> Your task
Please return all lines from the records below that include the string "Customer".

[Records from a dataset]
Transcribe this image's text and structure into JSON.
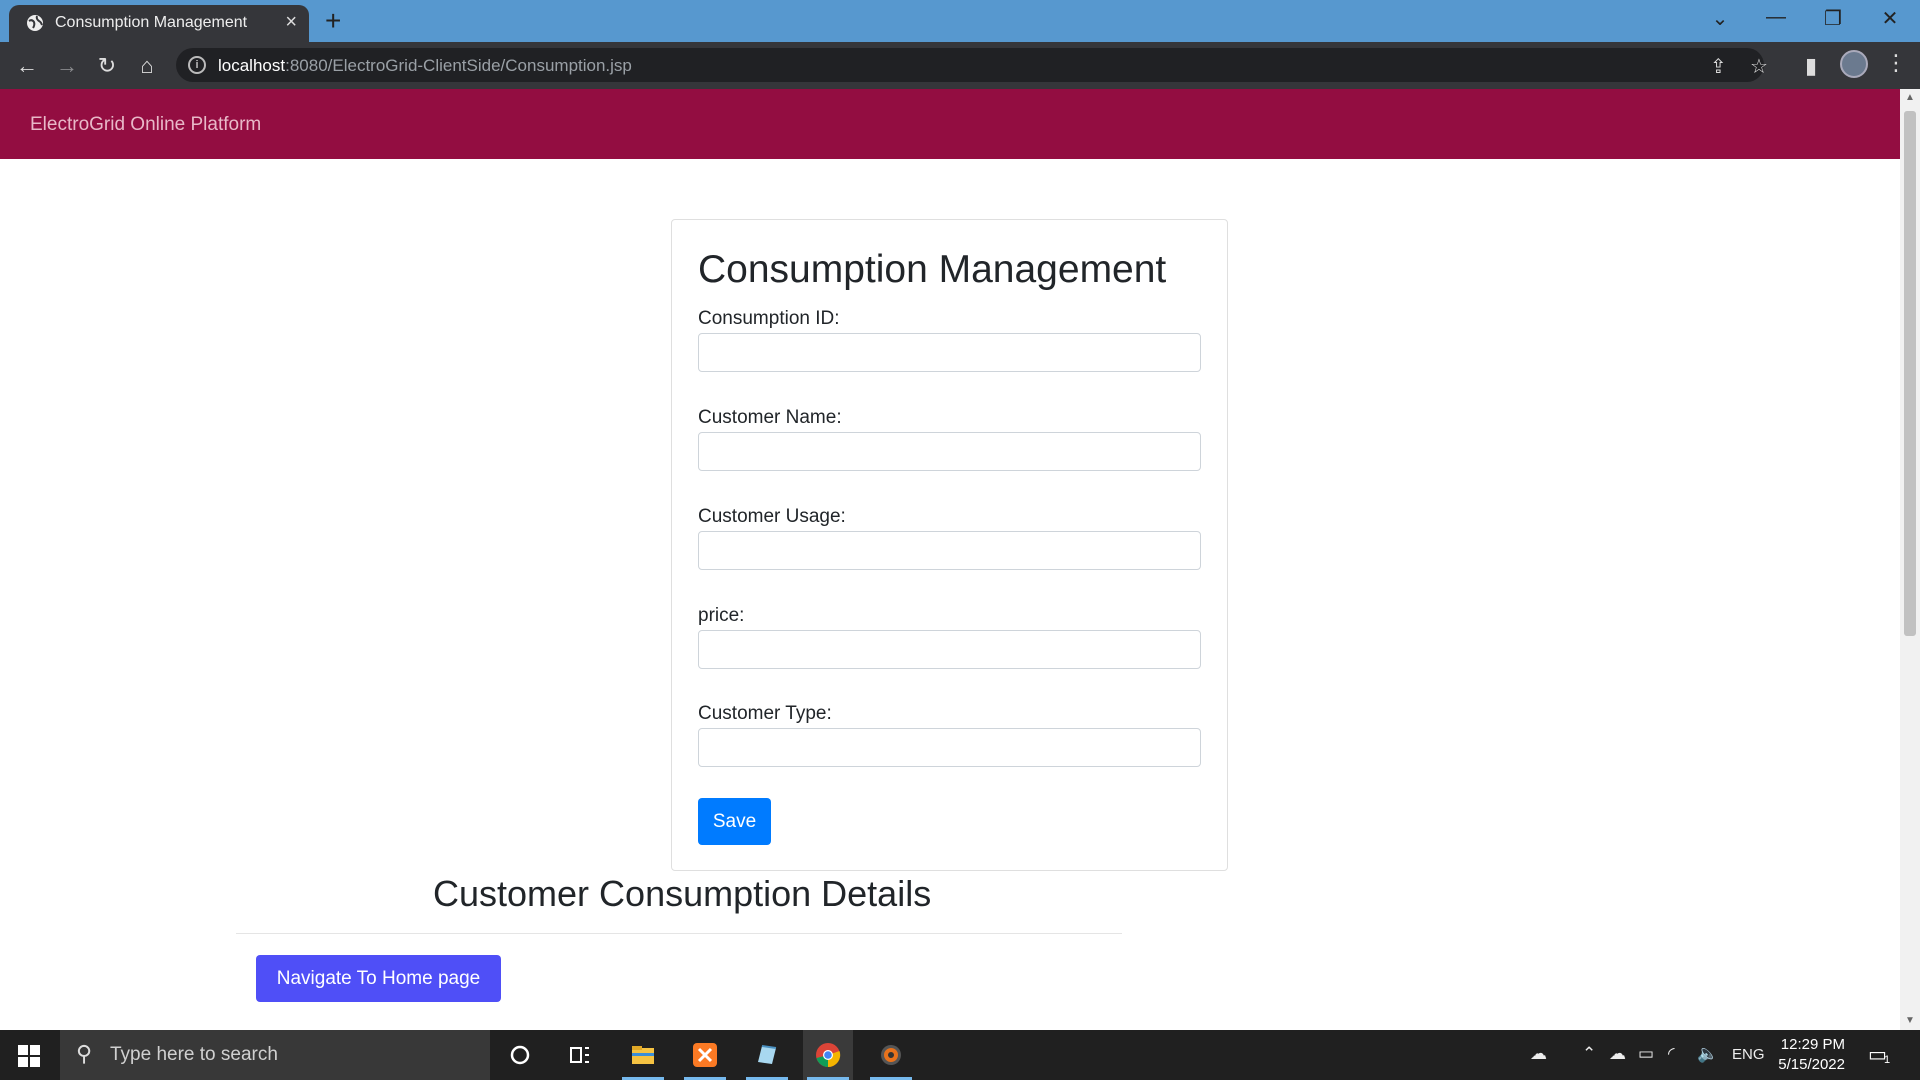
{
  "browser": {
    "tab_title": "Consumption Management",
    "tab_close": "×",
    "new_tab": "+",
    "url_host": "localhost",
    "url_path": ":8080/ElectroGrid-ClientSide/Consumption.jsp",
    "window_controls": {
      "dropdown": "⌄",
      "minimize": "—",
      "restore": "❐",
      "close": "✕"
    }
  },
  "site": {
    "brand": "ElectroGrid Online Platform",
    "brand_color": "#930d41"
  },
  "form": {
    "title": "Consumption Management",
    "fields": [
      {
        "label": "Consumption ID:",
        "value": ""
      },
      {
        "label": "Customer Name:",
        "value": ""
      },
      {
        "label": "Customer Usage:",
        "value": ""
      },
      {
        "label": "price:",
        "value": ""
      },
      {
        "label": "Customer Type:",
        "value": ""
      }
    ],
    "save_label": "Save",
    "save_color": "#007bff"
  },
  "details": {
    "title": "Customer Consumption Details",
    "home_button": "Navigate To Home page",
    "home_button_color": "#4f4ff7"
  },
  "taskbar": {
    "search_placeholder": "Type here to search",
    "language": "ENG",
    "time": "12:29 PM",
    "date": "5/15/2022",
    "notification_count": "1",
    "pinned_apps": [
      "task-view-icon",
      "file-explorer-icon",
      "xampp-icon",
      "notepad-icon",
      "chrome-icon",
      "settings-app-icon"
    ]
  }
}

> Solved exercise
        "label": "Customer Name:",
        "label": "Customer Usage:",
        "label": "Customer Type:",
    "title": "Customer Consumption Details",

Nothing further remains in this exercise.